It's possible that she was always destined to fail. “Women are still, time and time again, given these opportunities when these organisations are struggling,” Alison Cook, a professor of management at Utah State University, told Global News. “They’re starting at a deficit, they’re facing more scrutiny.” Cook is referring to the business world, but the same goes for politics.
May was put in an almost impossible position. She was asked to do something no one else had ever done before. It's true that she didn't have to accept the role of Prime Minister, but the glass cliff meant that the Brexit chaos may have been her only chance. You don't have to feel an ounce of sympathy for her, or even like her politics, to recognise this.
No woman in a powerful position wants to be seen as a failure, particularly because they know their slip-ups are likely to signal a male replacement. Perhaps this is what encouraged her to keep going — to attempt to deal with Brexit, cross-party talks, and votes of no confidence — when public opinion dictated that she resign.
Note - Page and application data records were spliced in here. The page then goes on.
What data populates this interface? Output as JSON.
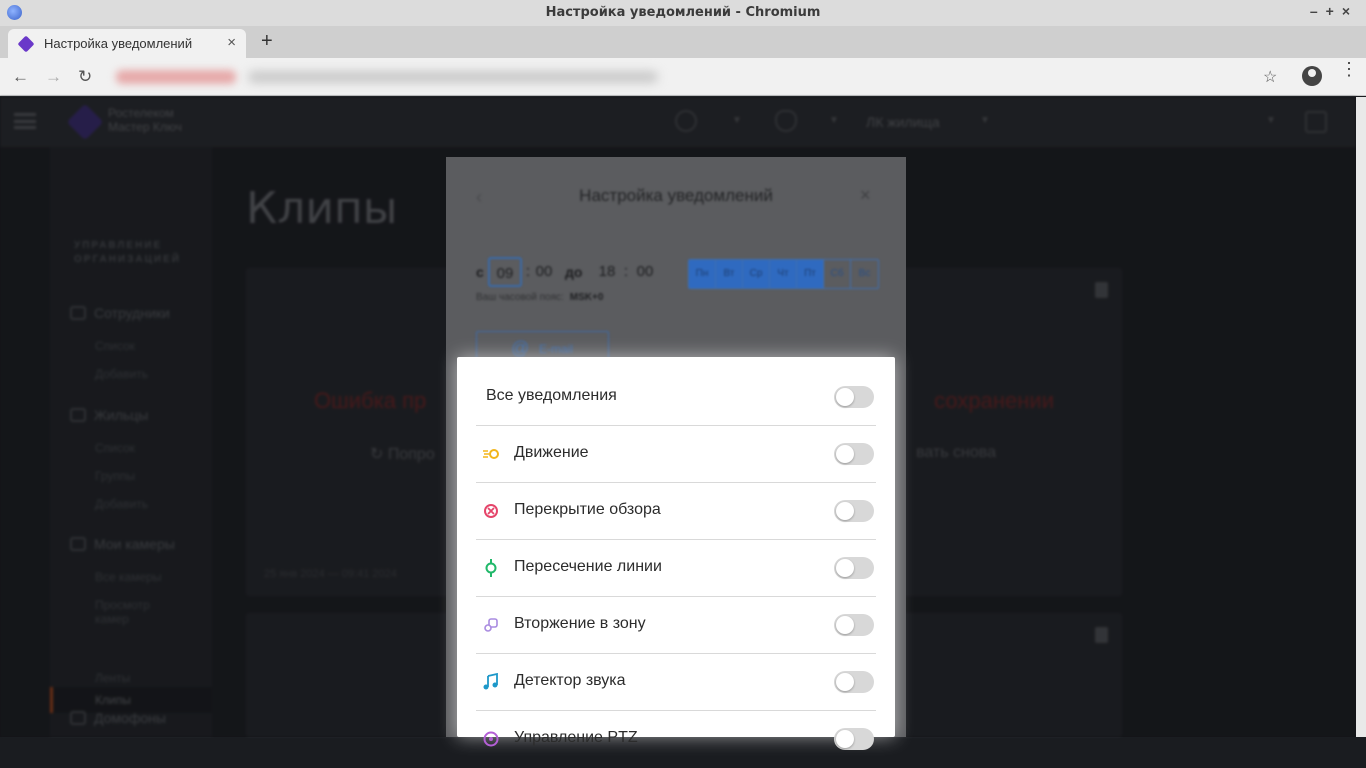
{
  "browser": {
    "window_title": "Настройка уведомлений - Chromium",
    "tab_title": "Настройка уведомлений",
    "tab_close": "×",
    "new_tab": "+",
    "back": "←",
    "forward": "→",
    "reload": "↻",
    "bookmark": "☆",
    "menu": "⋮"
  },
  "app": {
    "logo_line1": "Ростелеком",
    "logo_line2": "Мастер Ключ",
    "header_account": "ЛК жилища",
    "page_title": "Клипы",
    "sidebar": {
      "group_title_line1": "УПРАВЛЕНИЕ",
      "group_title_line2": "ОРГАНИЗАЦИЕЙ",
      "sections": [
        {
          "label": "Сотрудники",
          "items": [
            "Список",
            "Добавить"
          ]
        },
        {
          "label": "Жильцы",
          "items": [
            "Список",
            "Группы",
            "Добавить"
          ]
        },
        {
          "label": "Мои камеры",
          "items": [
            "Все камеры",
            "Просмотр камер",
            "Клипы",
            "Ленты"
          ]
        },
        {
          "label": "Домофоны",
          "items": []
        }
      ],
      "active_item": "Клипы"
    },
    "cards": [
      {
        "error_left": "Ошибка пр",
        "error_right": "сохранении",
        "retry_left": "Попро",
        "retry_right": "вать снова",
        "meta": "25 янв 2024 — 09:41 2024"
      },
      {
        "error_left": "",
        "error_right": "",
        "retry_left": "",
        "retry_right": "",
        "meta": ""
      }
    ]
  },
  "modal": {
    "back_icon": "‹",
    "title": "Настройка уведомлений",
    "close_icon": "×",
    "from_label": "с",
    "from_hour": "09",
    "from_minute": "00",
    "to_label": "до",
    "to_hour": "18",
    "to_minute": "00",
    "separator": ":",
    "days": [
      {
        "label": "Пн",
        "on": true
      },
      {
        "label": "Вт",
        "on": true
      },
      {
        "label": "Ср",
        "on": true
      },
      {
        "label": "Чт",
        "on": true
      },
      {
        "label": "Пт",
        "on": true
      },
      {
        "label": "Сб",
        "on": false
      },
      {
        "label": "Вс",
        "on": false
      }
    ],
    "timezone_label": "Ваш часовой пояс:",
    "timezone_value": "MSK+0",
    "email_label": "E-mail",
    "email_icon": "@"
  },
  "notifications": {
    "all_label": "Все уведомления",
    "items": [
      {
        "label": "Движение",
        "icon": "motion-icon",
        "color": "#f2b51b",
        "enabled": false
      },
      {
        "label": "Перекрытие обзора",
        "icon": "blocked-view-icon",
        "color": "#e5456a",
        "enabled": false
      },
      {
        "label": "Пересечение линии",
        "icon": "line-crossing-icon",
        "color": "#21b86a",
        "enabled": false
      },
      {
        "label": "Вторжение в зону",
        "icon": "zone-intrusion-icon",
        "color": "#a98be0",
        "enabled": false
      },
      {
        "label": "Детектор звука",
        "icon": "sound-detector-icon",
        "color": "#1d98c9",
        "enabled": false
      },
      {
        "label": "Управление PTZ",
        "icon": "ptz-icon",
        "color": "#b45fd6",
        "enabled": false
      }
    ]
  }
}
Now, the saviour effect is set to show its face. As PBS explains, this is when a "safe" and normalised option is chosen to lead immediately after a woman's decline. In other words, a white man. It's no surprise that bookmaker odds are already showing the likes of Boris Johnson, Dominic Raab, and Michael Gove to be the favoured successors of May, as LBC reports.
They've watched her failures, taken note of the public and professional criticism directed toward her, and will likely fare much better because of it. Once again, a woman has almost certainly fallen to let a man rise.
May, in your opinion, may not have been a good prime minister. But that should not be a reflection of her gender. "The second female prime minister, but certainly not the last," she optimistically predicted in her resignation speech. For another woman to leave the same post with a positive legacy, the glass cliff will have to crumble once and for all.